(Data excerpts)
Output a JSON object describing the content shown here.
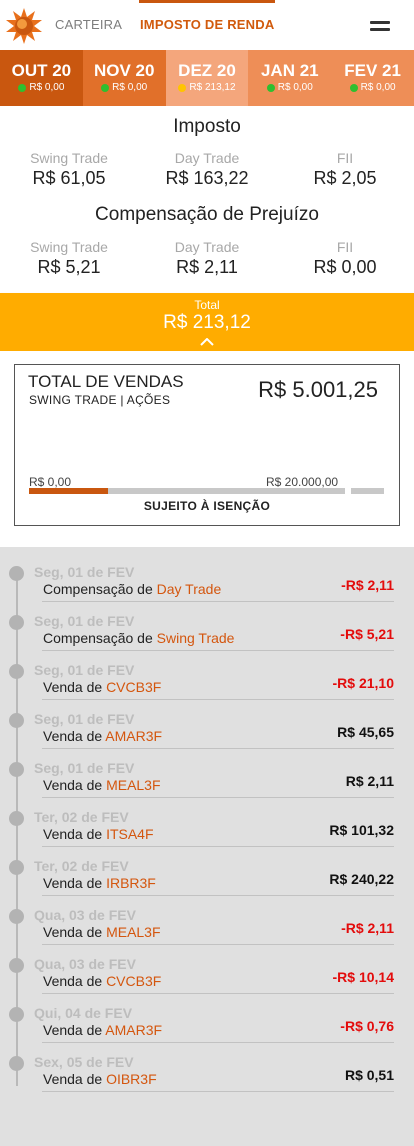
{
  "nav": {
    "tabs": [
      {
        "label": "CARTEIRA",
        "active": false
      },
      {
        "label": "IMPOSTO DE RENDA",
        "active": true
      }
    ],
    "accent": "#c9570f"
  },
  "months": [
    {
      "name": "OUT 20",
      "value": "R$ 0,00",
      "status": "green",
      "bg": "#c9570f"
    },
    {
      "name": "NOV 20",
      "value": "R$ 0,00",
      "status": "green",
      "bg": "#e1702a"
    },
    {
      "name": "DEZ 20",
      "value": "R$ 213,12",
      "status": "yellow",
      "bg": "#f4a67c"
    },
    {
      "name": "JAN 21",
      "value": "R$ 0,00",
      "status": "green",
      "bg": "#ee8e57"
    },
    {
      "name": "FEV 21",
      "value": "R$ 0,00",
      "status": "green",
      "bg": "#ee8e57"
    }
  ],
  "imposto": {
    "title": "Imposto",
    "items": [
      {
        "label": "Swing Trade",
        "value": "R$ 61,05"
      },
      {
        "label": "Day Trade",
        "value": "R$ 163,22"
      },
      {
        "label": "FII",
        "value": "R$ 2,05"
      }
    ]
  },
  "compensacao": {
    "title": "Compensação de Prejuízo",
    "items": [
      {
        "label": "Swing Trade",
        "value": "R$ 5,21"
      },
      {
        "label": "Day Trade",
        "value": "R$ 2,11"
      },
      {
        "label": "FII",
        "value": "R$ 0,00"
      }
    ]
  },
  "total": {
    "label": "Total",
    "value": "R$ 213,12",
    "color": "#ffac00"
  },
  "vendas": {
    "title": "TOTAL DE VENDAS",
    "subtitle": "SWING TRADE | AÇÕES",
    "value": "R$ 5.001,25",
    "scale_min": "R$ 0,00",
    "scale_max": "R$ 20.000,00",
    "progress_fraction": 0.25,
    "footer": "SUJEITO À ISENÇÃO"
  },
  "timeline": [
    {
      "date": "Seg, 01 de FEV",
      "prefix": "Compensação de",
      "ticker": "Day Trade",
      "amount": "-R$ 2,11",
      "negative": true
    },
    {
      "date": "Seg, 01 de FEV",
      "prefix": "Compensação de",
      "ticker": "Swing Trade",
      "amount": "-R$ 5,21",
      "negative": true
    },
    {
      "date": "Seg, 01 de FEV",
      "prefix": "Venda de",
      "ticker": "CVCB3F",
      "amount": "-R$ 21,10",
      "negative": true
    },
    {
      "date": "Seg, 01 de FEV",
      "prefix": "Venda de",
      "ticker": "AMAR3F",
      "amount": "R$ 45,65",
      "negative": false
    },
    {
      "date": "Seg, 01 de FEV",
      "prefix": "Venda de",
      "ticker": "MEAL3F",
      "amount": "R$ 2,11",
      "negative": false
    },
    {
      "date": "Ter, 02 de FEV",
      "prefix": "Venda de",
      "ticker": "ITSA4F",
      "amount": "R$ 101,32",
      "negative": false
    },
    {
      "date": "Ter, 02 de FEV",
      "prefix": "Venda de",
      "ticker": "IRBR3F",
      "amount": "R$ 240,22",
      "negative": false
    },
    {
      "date": "Qua, 03 de FEV",
      "prefix": "Venda de",
      "ticker": "MEAL3F",
      "amount": "-R$ 2,11",
      "negative": true
    },
    {
      "date": "Qua, 03 de FEV",
      "prefix": "Venda de",
      "ticker": "CVCB3F",
      "amount": "-R$ 10,14",
      "negative": true
    },
    {
      "date": "Qui, 04 de FEV",
      "prefix": "Venda de",
      "ticker": "AMAR3F",
      "amount": "-R$ 0,76",
      "negative": true
    },
    {
      "date": "Sex, 05 de FEV",
      "prefix": "Venda de",
      "ticker": "OIBR3F",
      "amount": "R$ 0,51",
      "negative": false
    }
  ]
}
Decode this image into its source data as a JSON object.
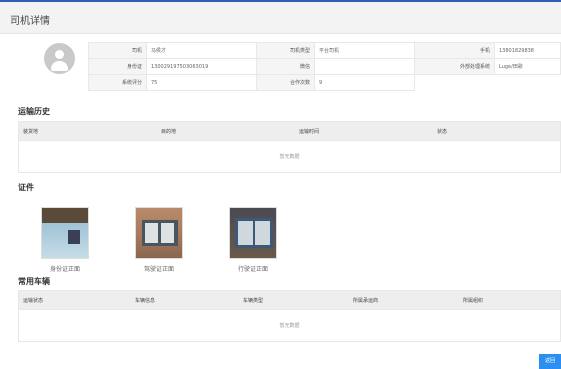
{
  "page": {
    "title": "司机详情"
  },
  "driver": {
    "fields": [
      {
        "label": "司机",
        "value": "马侯才"
      },
      {
        "label": "司机类型",
        "value": "平台司机"
      },
      {
        "label": "手机",
        "value": "13801829838"
      },
      {
        "label": "身份证",
        "value": "130029197503063019"
      },
      {
        "label": "微信",
        "value": ""
      },
      {
        "label": "外部处理系统",
        "value": "Luge/田歌"
      },
      {
        "label": "系统评分",
        "value": "75"
      },
      {
        "label": "合作次数",
        "value": "9"
      }
    ]
  },
  "transport_history": {
    "title": "运输历史",
    "columns": [
      "装货地",
      "目的地",
      "运输时间",
      "状态"
    ],
    "empty_text": "暂无数据"
  },
  "documents": {
    "title": "证件",
    "items": [
      {
        "caption": "身份证正面"
      },
      {
        "caption": "驾驶证正面"
      },
      {
        "caption": "行驶证正面"
      }
    ]
  },
  "vehicles": {
    "title": "常用车辆",
    "columns": [
      "运输状态",
      "车辆信息",
      "车辆类型",
      "所属承运商",
      "所属组织"
    ],
    "empty_text": "暂无数据"
  },
  "actions": {
    "back_label": "返回"
  }
}
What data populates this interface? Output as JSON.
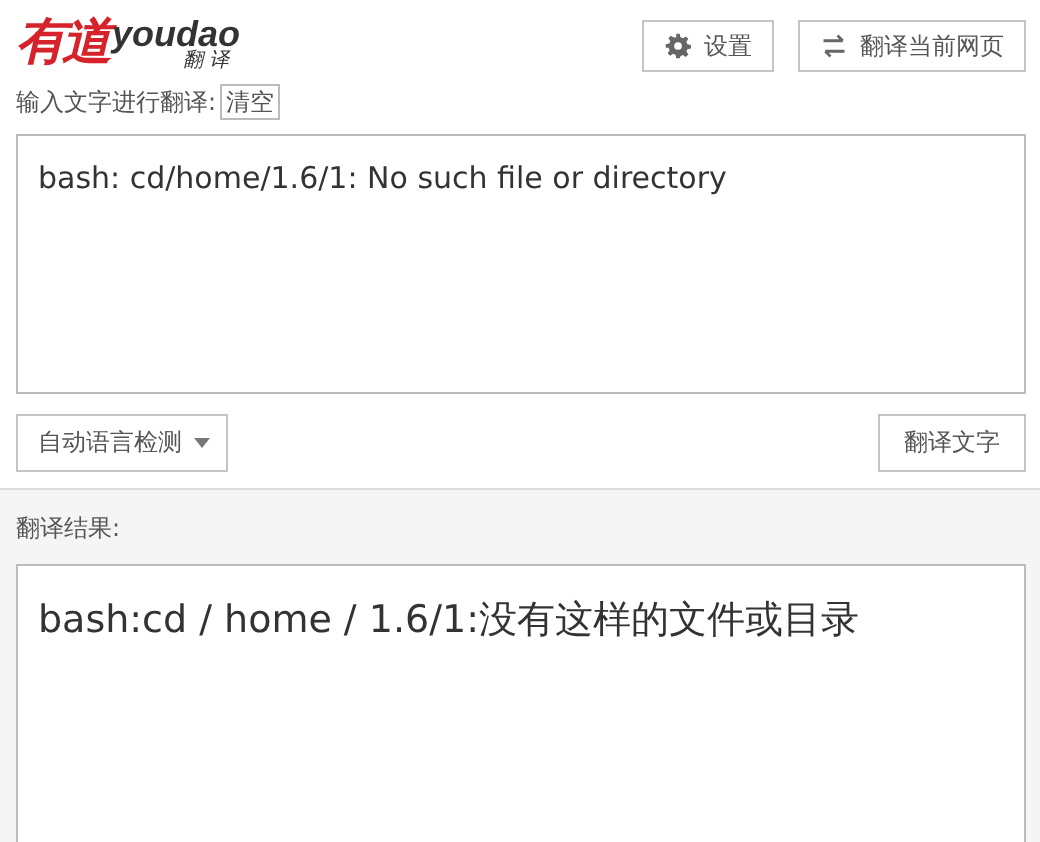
{
  "logo": {
    "mark": "有道",
    "word": "youdao",
    "sub": "翻 译"
  },
  "header_buttons": [
    {
      "kind": "settings",
      "label": "设置"
    },
    {
      "kind": "swap",
      "label": "翻译当前网页"
    }
  ],
  "input": {
    "label": "输入文字进行翻译:",
    "clear_button": "清空",
    "value": "bash: cd/home/1.6/1: No such file or directory"
  },
  "language_dropdown": "自动语言检测",
  "translate_button": "翻译文字",
  "result": {
    "label": "翻译结果:",
    "text": "bash:cd / home / 1.6/1:没有这样的文件或目录"
  }
}
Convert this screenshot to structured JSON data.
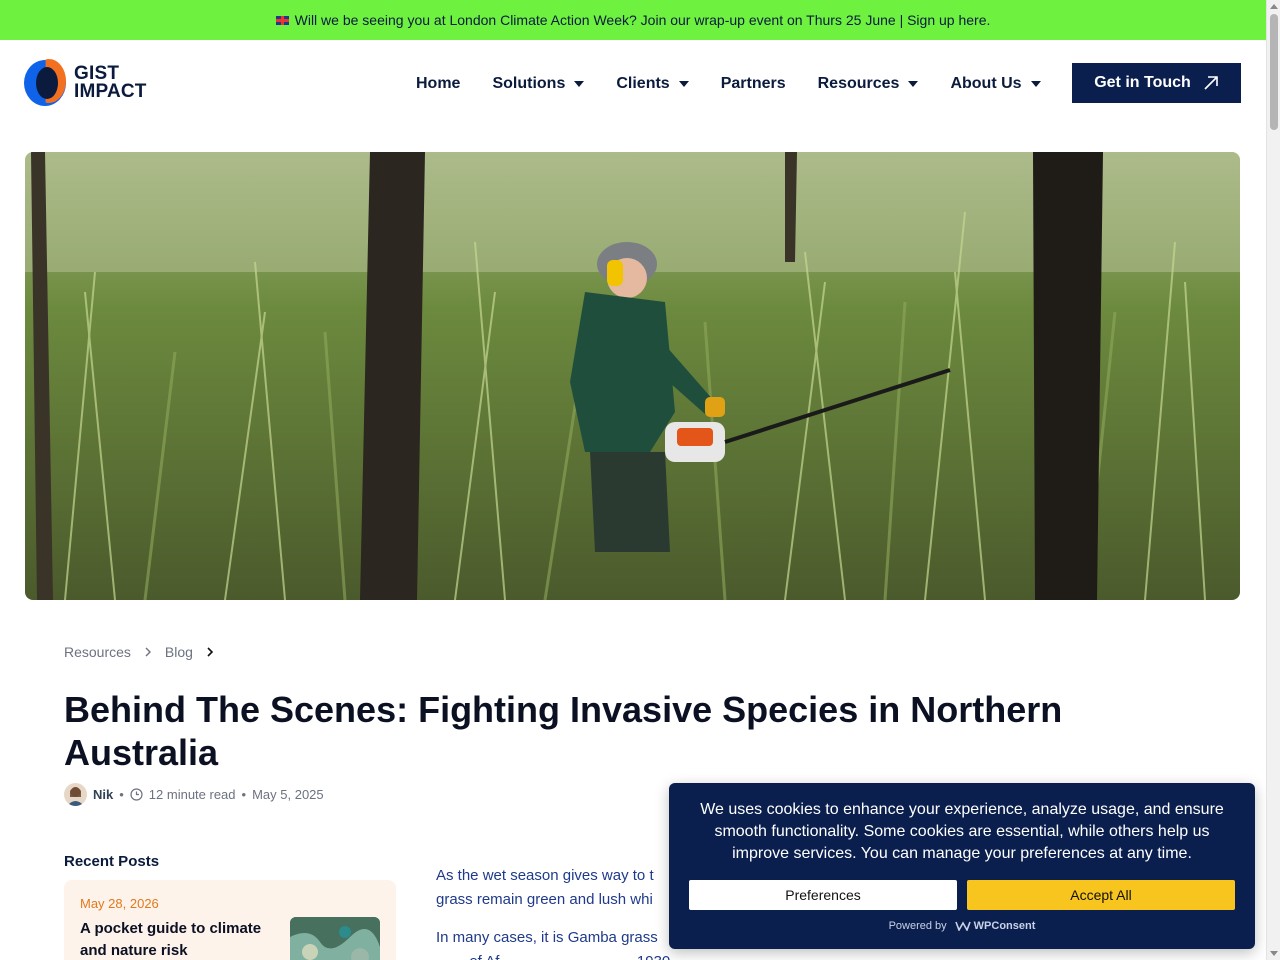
{
  "announcement": {
    "text": "Will we be seeing you at London Climate Action Week? Join our wrap-up event on Thurs 25 June | Sign up here."
  },
  "logo": {
    "line1": "GIST",
    "line2": "IMPACT"
  },
  "nav": {
    "items": [
      {
        "label": "Home",
        "dropdown": false
      },
      {
        "label": "Solutions",
        "dropdown": true
      },
      {
        "label": "Clients",
        "dropdown": true
      },
      {
        "label": "Partners",
        "dropdown": false
      },
      {
        "label": "Resources",
        "dropdown": true
      },
      {
        "label": "About Us",
        "dropdown": true
      }
    ],
    "cta": "Get in Touch"
  },
  "breadcrumb": {
    "items": [
      "Resources",
      "Blog"
    ]
  },
  "article": {
    "title": "Behind The Scenes: Fighting Invasive Species in Northern Australia",
    "author": "Nik",
    "read_time": "12 minute read",
    "date": "May 5, 2025",
    "para1_line1": "As the wet season gives way to t",
    "para1_line2": "grass remain green and lush whi",
    "para2_line1": "In many cases, it is Gamba grass",
    "para2_line2": "... ... of Af ... ... ... ... ... ... ... ... 1930 ... ... ..."
  },
  "sidebar": {
    "recent_title": "Recent Posts",
    "posts": [
      {
        "date": "May 28, 2026",
        "title": "A pocket guide to climate and nature risk"
      }
    ]
  },
  "cookie": {
    "message": "We uses cookies to enhance your experience, analyze usage, and ensure smooth functionality. Some cookies are essential, while others help us improve services. You can manage your preferences at any time.",
    "preferences_label": "Preferences",
    "accept_label": "Accept All",
    "powered_by": "Powered by",
    "brand": "WPConsent"
  },
  "colors": {
    "announcement_bg": "#6ef23f",
    "brand_navy": "#0a1f4e",
    "brand_orange": "#f37021",
    "brand_blue": "#0f63e8",
    "accept_yellow": "#f7c51d"
  }
}
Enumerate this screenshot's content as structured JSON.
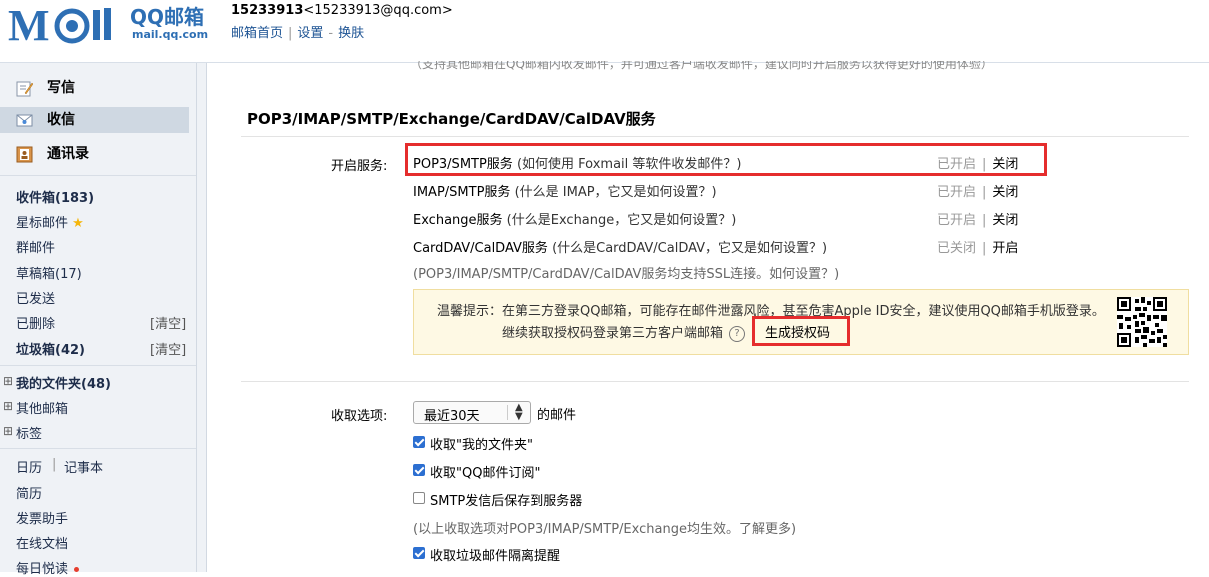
{
  "header": {
    "logo_text": "M il",
    "logo_qq": "QQ邮箱",
    "logo_url": "mail.qq.com",
    "account_number": "15233913",
    "account_email": "<15233913@qq.com>",
    "links": [
      "邮箱首页",
      "设置",
      "换肤"
    ],
    "link_separators": [
      "|",
      "-"
    ]
  },
  "sidebar": {
    "compose": "写信",
    "inbox": "收信",
    "contacts": "通讯录",
    "folders": [
      {
        "label": "收件箱(183)"
      },
      {
        "label": "星标邮件"
      },
      {
        "label": "群邮件"
      },
      {
        "label": "草稿箱(17)"
      },
      {
        "label": "已发送"
      },
      {
        "label": "已删除",
        "action": "[清空]"
      },
      {
        "label": "垃圾箱(42)",
        "action": "[清空]"
      }
    ],
    "groups": [
      "我的文件夹(48)",
      "其他邮箱",
      "标签"
    ],
    "tools_row": [
      "日历",
      "|",
      "记事本"
    ],
    "tools": [
      "简历",
      "发票助手",
      "在线文档",
      "每日悦读"
    ]
  },
  "main": {
    "cut_line": "（支持其他邮箱在QQ邮箱内收发邮件，并可通过客户端收发邮件，建议同时开启服务以获得更好的使用体验）",
    "section_title": "POP3/IMAP/SMTP/Exchange/CardDAV/CalDAV服务",
    "services_label": "开启服务:",
    "services": [
      {
        "name": "POP3/SMTP服务",
        "help": "(如何使用 Foxmail 等软件收发邮件？)",
        "state": "已开启",
        "action": "关闭"
      },
      {
        "name": "IMAP/SMTP服务",
        "help": "(什么是 IMAP，它又是如何设置？)",
        "state": "已开启",
        "action": "关闭"
      },
      {
        "name": "Exchange服务",
        "help": "(什么是Exchange，它又是如何设置？)",
        "state": "已开启",
        "action": "关闭"
      },
      {
        "name": "CardDAV/CalDAV服务",
        "help": "(什么是CardDAV/CalDAV，它又是如何设置？)",
        "state": "已关闭",
        "action": "开启"
      }
    ],
    "ssl_note": "(POP3/IMAP/SMTP/CardDAV/CalDAV服务均支持SSL连接。如何设置？)",
    "warning_line1": "温馨提示：在第三方登录QQ邮箱，可能存在邮件泄露风险，甚至危害Apple ID安全，建议使用QQ邮箱手机版登录。",
    "warning_line2": "继续获取授权码登录第三方客户端邮箱",
    "help_icon": "?",
    "generate_code": "生成授权码",
    "receive_label": "收取选项:",
    "receive_select": "最近30天",
    "receive_suffix": "的邮件",
    "options": [
      {
        "label": "收取\"我的文件夹\"",
        "checked": true
      },
      {
        "label": "收取\"QQ邮件订阅\"",
        "checked": true
      },
      {
        "label": "SMTP发信后保存到服务器",
        "checked": false
      }
    ],
    "options_note": "(以上收取选项对POP3/IMAP/SMTP/Exchange均生效。了解更多)",
    "spam_option": {
      "label": "收取垃圾邮件隔离提醒",
      "checked": true
    }
  },
  "colors": {
    "brand": "#2e6fb4",
    "highlight_red": "#e52d2d",
    "warning_bg": "#fef9e4",
    "checkbox": "#2c6fd1"
  }
}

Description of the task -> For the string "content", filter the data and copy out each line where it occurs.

Exercise solution ->
Output a JSON object describing the content shown here.
Enumerate this screenshot's content as structured JSON.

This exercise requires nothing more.